As Michael Haenlein likes to remind us, “the video game industry is larger than the motion picture industry. There is an entire industry surrounding game producers, gamers, streamers, or companies like Twitch, and this whole universe has very specific rules that many firms don’t understand yet. Online mobile games like Candy Crush have created entire universes around themselves. Games are the most downloaded app category. There are various ways in which firms try to integrate own products into the gaming experience, whether through online advertising or in-game product purchases. These might well be the premises of in-metaverse marketing.”
From my perspective, super apps will shape the future in terms of customer experience in a major way. They provide convenience, seamlessness and connectivity.Luka Brekalo
A point of view shared by Luka Brekalo: “We also see an explosion of gaming, as well as of AR/VR. From my perspective, super apps will shape the future in terms of customer experience in a major way. They provide convenience, seamlessness and connectivity. A super app is a mobile app that offers basic services including chat and payments, along with a suite of ‘mini-apps’ from third parties, ranging from stores and restaurants to mobility services. Westerners aren’t familiar with them, but across much of Asia, super apps are the internet. The largest is China’s WeChat, possibly the most used piece of software on the planet. On WeChat, you can pay utilities, hail a cab or book a restaurant, to name a few. A true example of putting the consumers first.”
Big data, personalisation and facial recognition: will tech be used to spy on us?
When talking about trending data collection, one might think that companies and brands now have the keys to our minds and behaviours, and, in a certain way, it might feel like firms can now disturbingly spy on customers.
“Technically, thanks to data, some companies know you very, very well. Netflix for example doesn’t need to ask you what you’d like to watch, because they know your tastes very well, but they still do. The truth is that people would not like it if Netflix force-fed programmes, even if relevant. Netflix is able to know when you go to bed and what kind of programmes you like, but the interface doesn’t reveal so because people would get scared.
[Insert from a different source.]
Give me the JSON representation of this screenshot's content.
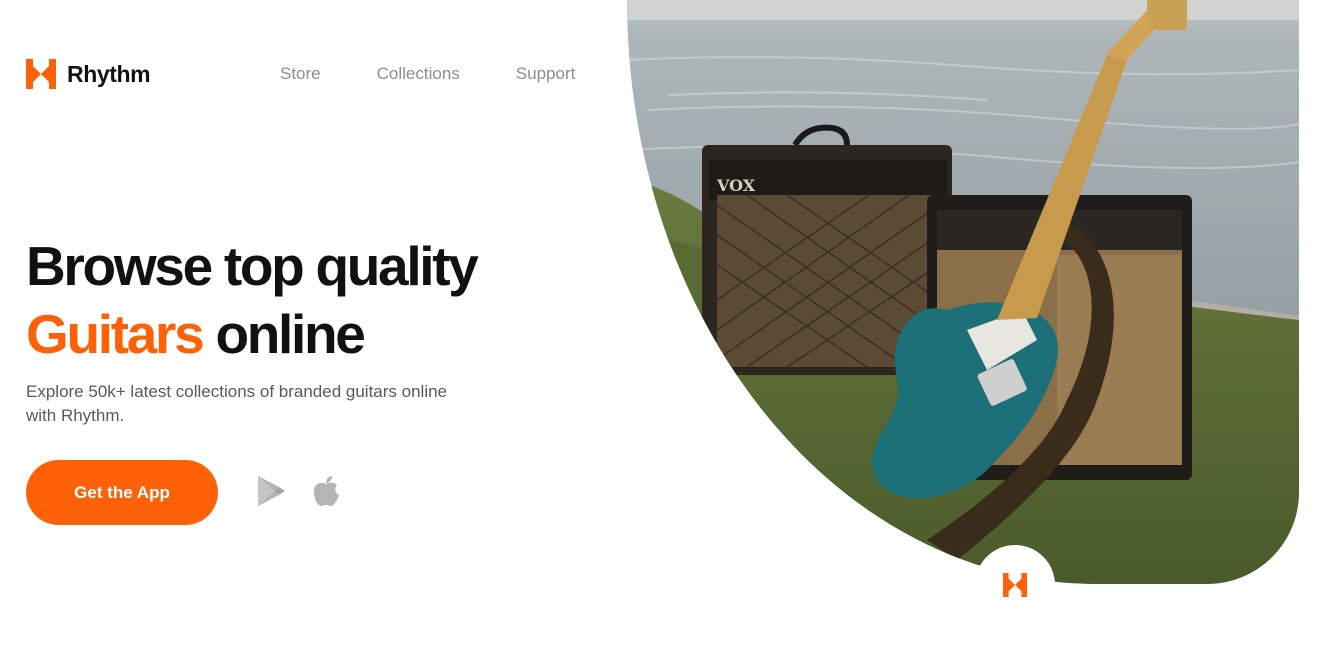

At some point, excessive personnalisation creates negative value for the customer experience,” explains Michael Haenlein.
However, some cases also show that in retail, for example, facial recognition may be used to improve customers’ experiences. “You [companies] can now buy pairs of glasses that embed a camera and a microphone that analyse the facial expression and vocal intonation of the customer, providing information on their emotional state. The facial recognition system can also send information to your CRM database to find out who that person is, and what product they recently purchased. And what you end up with is a message to the salesperson saying ‘Michael is currently entering the store, he purchased a TV two weeks ago, he looks inquisitive’.”
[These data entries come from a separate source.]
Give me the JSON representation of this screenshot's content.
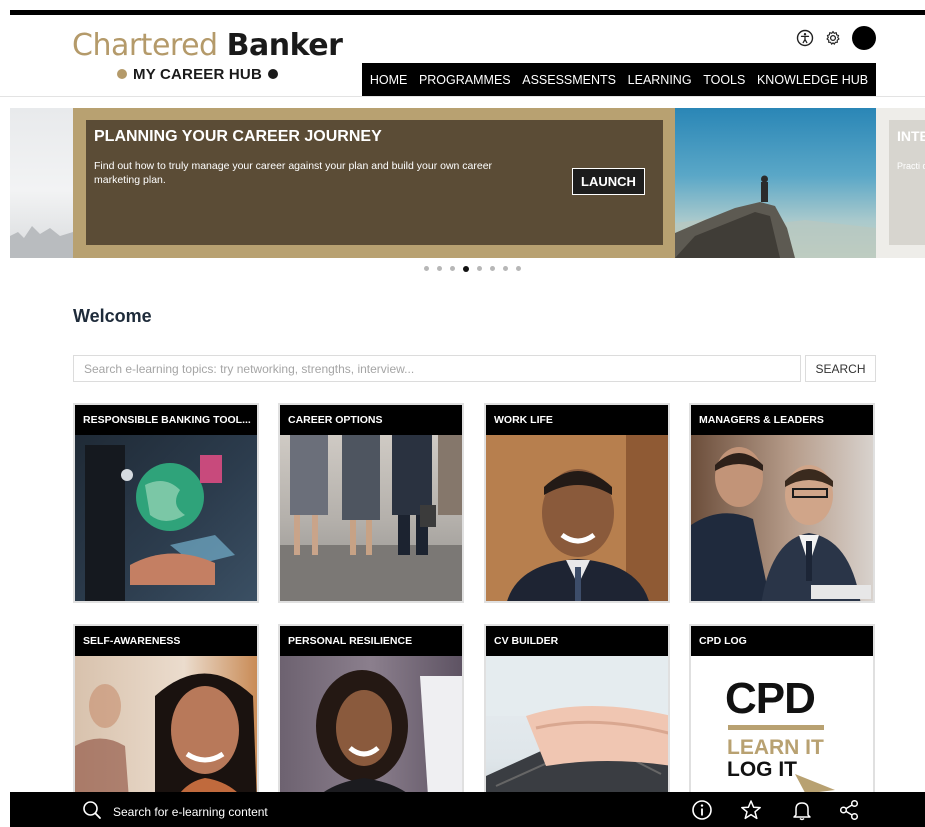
{
  "brand": {
    "name_part1": "Chartered",
    "name_part2": "Banker",
    "subtitle": "MY CAREER HUB",
    "gold": "#b49a6a",
    "dark": "#1a1a1a"
  },
  "header": {
    "icons": [
      "accessibility-icon",
      "settings-icon",
      "avatar"
    ]
  },
  "nav": {
    "items": [
      "HOME",
      "PROGRAMMES",
      "ASSESSMENTS",
      "LEARNING",
      "TOOLS",
      "KNOWLEDGE HUB"
    ]
  },
  "hero": {
    "title": "PLANNING YOUR CAREER JOURNEY",
    "description": "Find out how to truly manage your career against your plan and build your own career marketing plan.",
    "button": "LAUNCH",
    "next_title": "INTE",
    "next_desc": "Practi quest"
  },
  "carousel": {
    "dots": 8,
    "active_index": 3
  },
  "welcome": {
    "title": "Welcome"
  },
  "search": {
    "placeholder": "Search e-learning topics: try networking, strengths, interview...",
    "button": "SEARCH"
  },
  "cards": [
    {
      "title": "RESPONSIBLE BANKING TOOL..."
    },
    {
      "title": "CAREER OPTIONS"
    },
    {
      "title": "WORK LIFE"
    },
    {
      "title": "MANAGERS & LEADERS"
    },
    {
      "title": "SELF-AWARENESS"
    },
    {
      "title": "PERSONAL RESILIENCE"
    },
    {
      "title": "CV BUILDER"
    },
    {
      "title": "CPD LOG",
      "image_text": [
        "CPD",
        "LEARN IT",
        "LOG IT"
      ]
    }
  ],
  "bottom_bar": {
    "search_label": "Search for e-learning content",
    "icons": [
      "info-icon",
      "star-icon",
      "bell-icon",
      "share-icon"
    ]
  }
}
Even though we are striving to maximize the digital payout, we need to respect human nature and individuals. We make the digital world more human: safeguarding the privacy of consumers, developing responsible AI frameworks based on ethics, values and principles, and avoiding over-reliance on algorithms.Luka Brekalo
Finally, if tech is playing a major role in the “phygitisation” of our world, L’Oréal expert Luka Brekalo reminds us that certain values will never be obsolete: “At the same time, even though we are striving to maximize the digital payout, we need to respect human nature and individuals. We make the digital world more human: safeguarding the privacy of consumers, developing responsible AI frameworks based on ethics, values and principles, and avoiding over-reliance on algorithms. Consumers are more conscious and demanding than ever, that’s why we need to reinvent ourselves by reinforcing key challenges around sustainability, inclusion and diversity across every touchpoint of the consumer journey.”